_What needs to be done_. Each entry below must be written out exactly, with pictures left out.

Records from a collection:
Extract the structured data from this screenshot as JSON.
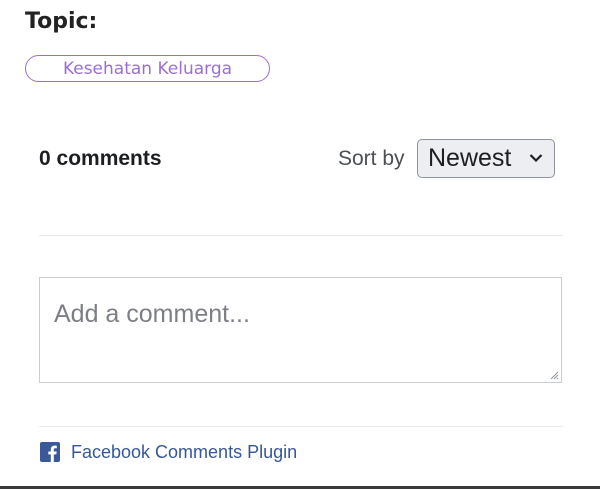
{
  "topic": {
    "label": "Topic:",
    "tag": "Kesehatan Keluarga"
  },
  "comments": {
    "count_label": "0 comments",
    "sort_label": "Sort by",
    "sort_selected": "Newest",
    "input_placeholder": "Add a comment..."
  },
  "footer": {
    "plugin_label": "Facebook Comments Plugin",
    "icon": "facebook-icon"
  },
  "colors": {
    "tag_accent": "#9b6fd1",
    "facebook_blue": "#365899",
    "facebook_icon": "#3b5998"
  }
}
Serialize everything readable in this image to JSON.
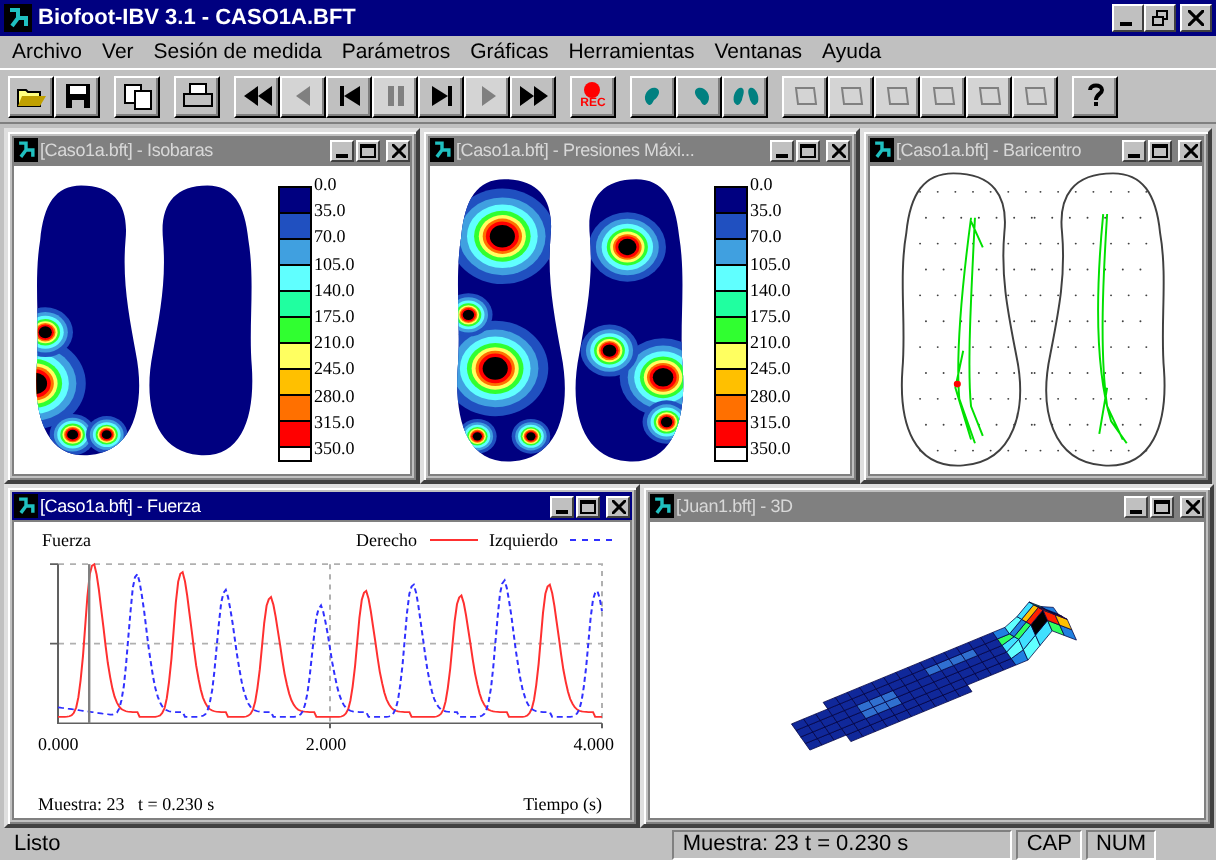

_Your solution_.
Extract the structured data from this screenshot as JSON.
{
  "topic": {
    "label": "Topic:",
    "tag": "Kesehatan Keluarga"
  },
  "comments": {
    "count_label": "0 comments",
    "sort_label": "Sort by",
    "sort_selected": "Newest",
    "input_placeholder": "Add a comment..."
  },
  "footer": {
    "plugin_label": "Facebook Comments Plugin",
    "icon": "facebook-icon"
  },
  "colors": {
    "tag_accent": "#9b6fd1",
    "facebook_blue": "#365899",
    "facebook_icon": "#3b5998"
  }
}
Serialize everything readable in this image to JSON.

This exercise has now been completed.